Pennsylvanians for Fair Elections joined organizations from across the state this week to announce the formation of a new coalition called Fair Districts PA.
The coalition’s purpose is to advocate for reform of Pennsylvania’s redistricting system to make the process of drawing electoral districts impartial, transparent and accountable.
Congressional and state legislative electoral maps are redrawn every 10 years following the national census. In Pennsylvania, the process of drawing those maps is controlled almost entirely by state legislators, a conflict of interest that puts politicians in charge and takes away the rights of voters.
Some states – most notably Arizona and California – have reformed the process by establishing impartial citizen commissions and clear standards for how districts should be drawn. The results have shown increased voter engagement and more competitive elections.
Fair District PA’s priorities include:
- Assigning the redistricting power to an independent commission, of which neither the commissioners (nor members of their immediate families) may be members of the government or political party officials
- Ensuring the transparency of the process and meaningful opportunities for public participation
- Addressing other causes of districting unfairness
“Our current redistricting process creates noncompetitive, politically safe districts that contribute to crippling gridlock and make it almost impossible for voters to hold their elected officials accountable,” Susan Carty, president of the League of Women Voters of Pennsylvania, said. “When politicians manipulate districts lines to benefit incumbents or maintain party control, citizens are deprived of meaningful choice and lose confidence in the democratic process.”
The debate over gerrymandering is nothing new to Pennsylvania. Multiple lawsuits were filed after the most recent redistictricting effort, one that resulted in a 2012 Pennsylvania Supreme Court ruling that ordered that Pennsylvania’s legislative maps be redrawn because they violated the state constitution.
The Washington Post has described Pennsylvania’s 7th Congressional District as one of the most gerrymandered in the country, and Pennsylvania is regularly mentioned in discussions of states with notoriously unfair districts.

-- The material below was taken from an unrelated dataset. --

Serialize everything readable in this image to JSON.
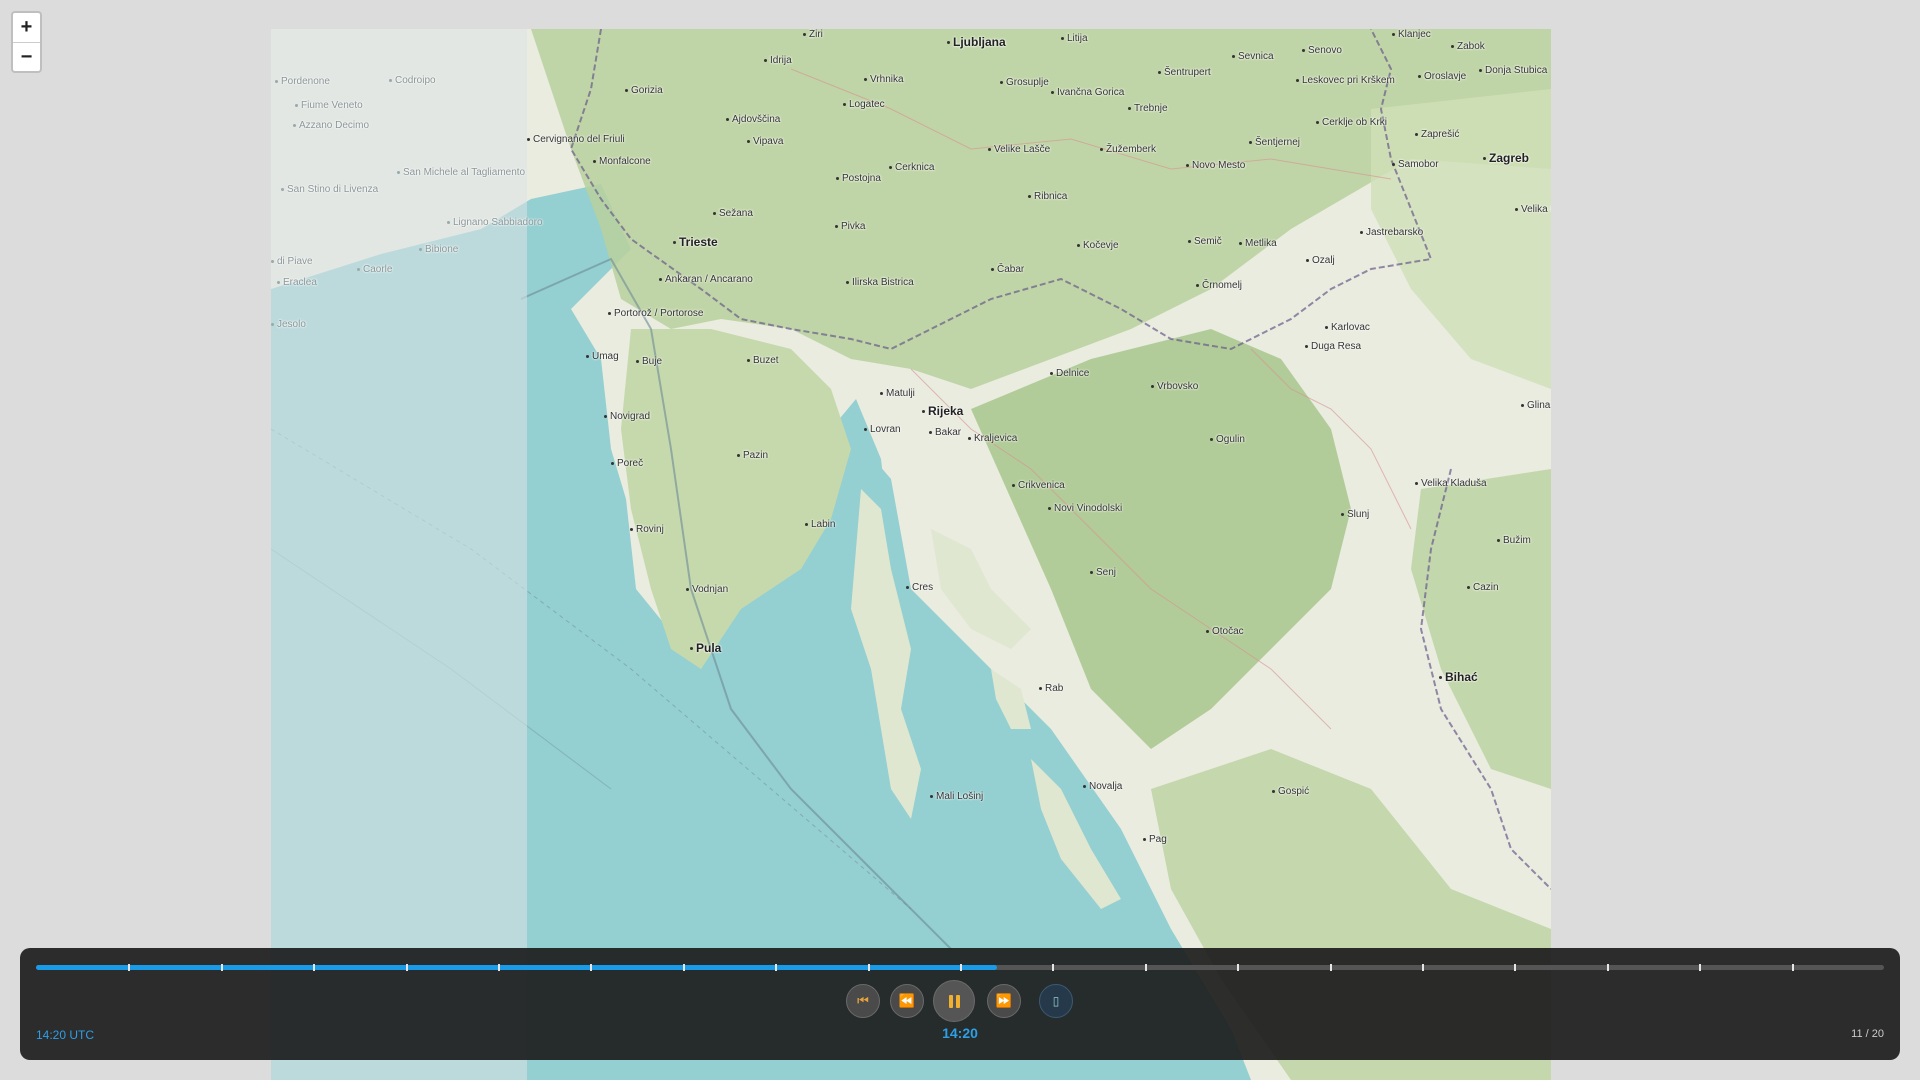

“Philadelphia is home to some of the most manipulative maps in the country, and the Committee of 70 is dedicated to ensuring our residents’ votes have a meaningful impact on their elections,” said David Thornburgh, president of Committee of 70. “It is only with a fair and transparent process that we can right this wrong and begin to focus on the issues that concern Philadelphians and Pennsylvanians most.”
Barry Kauffman, executive director of Common Cause PA, will be co-chairing the effort, along with Carol Kuniholm, who is responsible for League of Women Voters of Pennsylvania’s work on election-reform issues.
Those organizations are joined by other groups concerned with accountable government and representative democracy, including Pennsylvania Council of Churches, Committee of Seventy and Pennsylvanians for Fair Elections.
Real change would require a constitutional amendment, but Fair Districts PA is encouraged by a bipartisan, bicameral group of legislators working together to address the behind-closed-doors redistricting process they consider a primary factor in current legislative dysfunction.
“Common Cause and others have been advocating for redistricting reform across the country for decades,” Kauffman said. “With the momentum we’ve seen in recent years, I think we have an excellent opportunity to pass meaningful legislation and finally give our elections back to the voters so that our government truly is of, by and for the people.”
To learn more, visit the coalition’s website at www.fairdistrictspa.com.